▶ [Goal of the exercise]: How many lines in the records below contain the word "Address"? Give only the number.

▶ [Input material]:
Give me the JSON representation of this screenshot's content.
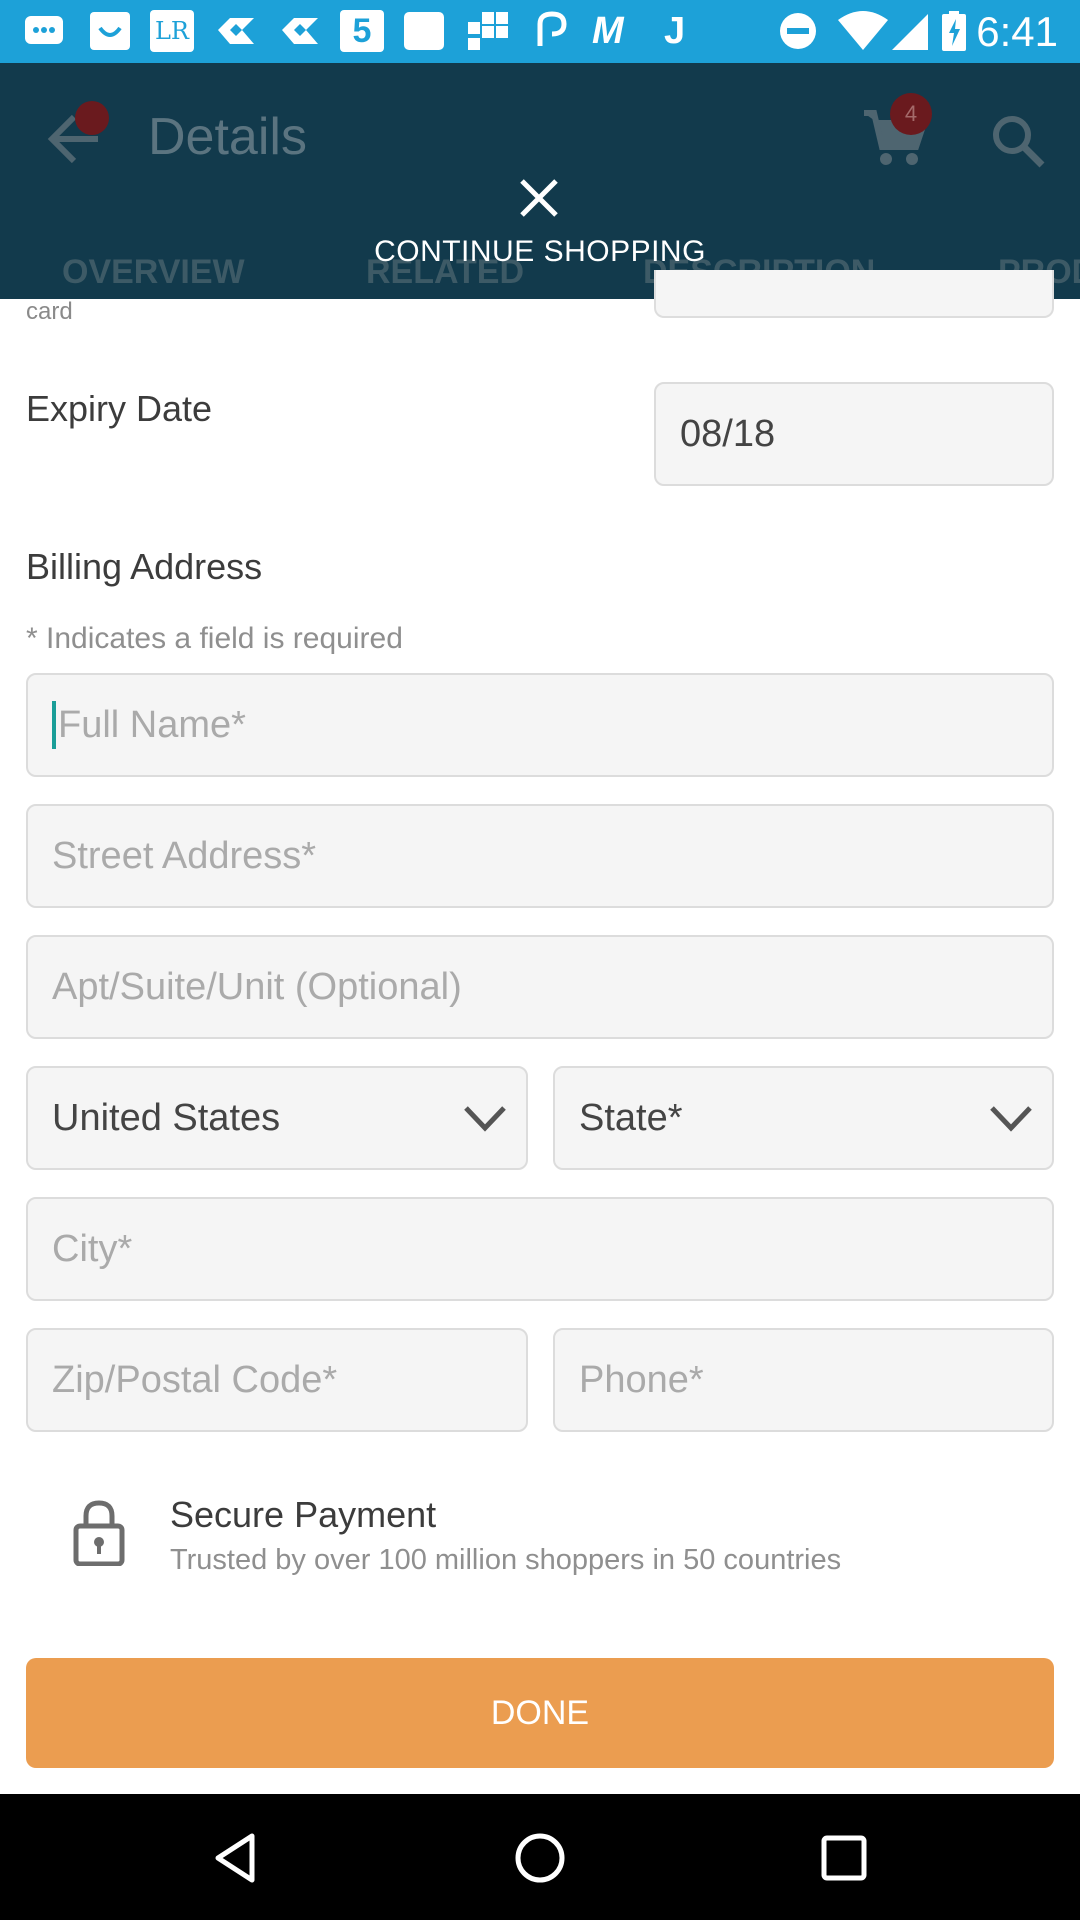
{
  "status_bar": {
    "time": "6:41",
    "left_icons": [
      "messaging-icon",
      "smile-app-icon",
      "lr-app-icon",
      "dropbox-icon",
      "dropbox-icon",
      "app5-icon",
      "blank-app-icon",
      "grid-app-icon",
      "link-app-icon",
      "m-app-icon",
      "j-app-icon"
    ],
    "lr_text": "LR",
    "five_text": "5",
    "m_text": "M",
    "j_text": "J",
    "right_icons": [
      "do-not-disturb-icon",
      "wifi-icon",
      "signal-icon",
      "battery-charging-icon"
    ]
  },
  "app_bar": {
    "title": "Details",
    "cart_count": "4",
    "tabs": [
      "OVERVIEW",
      "RELATED",
      "DESCRIPTION",
      "PROD"
    ],
    "overlay_label": "CONTINUE SHOPPING"
  },
  "form": {
    "card_label_fragment": "card",
    "expiry_label": "Expiry Date",
    "expiry_value": "08/18",
    "billing_title": "Billing Address",
    "required_note": "* Indicates a field is required",
    "full_name_placeholder": "Full Name*",
    "street_placeholder": "Street Address*",
    "apt_placeholder": "Apt/Suite/Unit (Optional)",
    "country_value": "United States",
    "state_value": "State*",
    "city_placeholder": "City*",
    "zip_placeholder": "Zip/Postal Code*",
    "phone_placeholder": "Phone*"
  },
  "secure": {
    "title": "Secure Payment",
    "subtitle": "Trusted by over 100 million shoppers in 50 countries"
  },
  "done_label": "DONE",
  "colors": {
    "status_bar": "#1da1d8",
    "app_bar": "#123a4c",
    "done_button": "#eb9d50",
    "cursor": "#1a9e98",
    "badge": "#6a1a1e"
  }
}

▶ [Answer for this exercise]: 2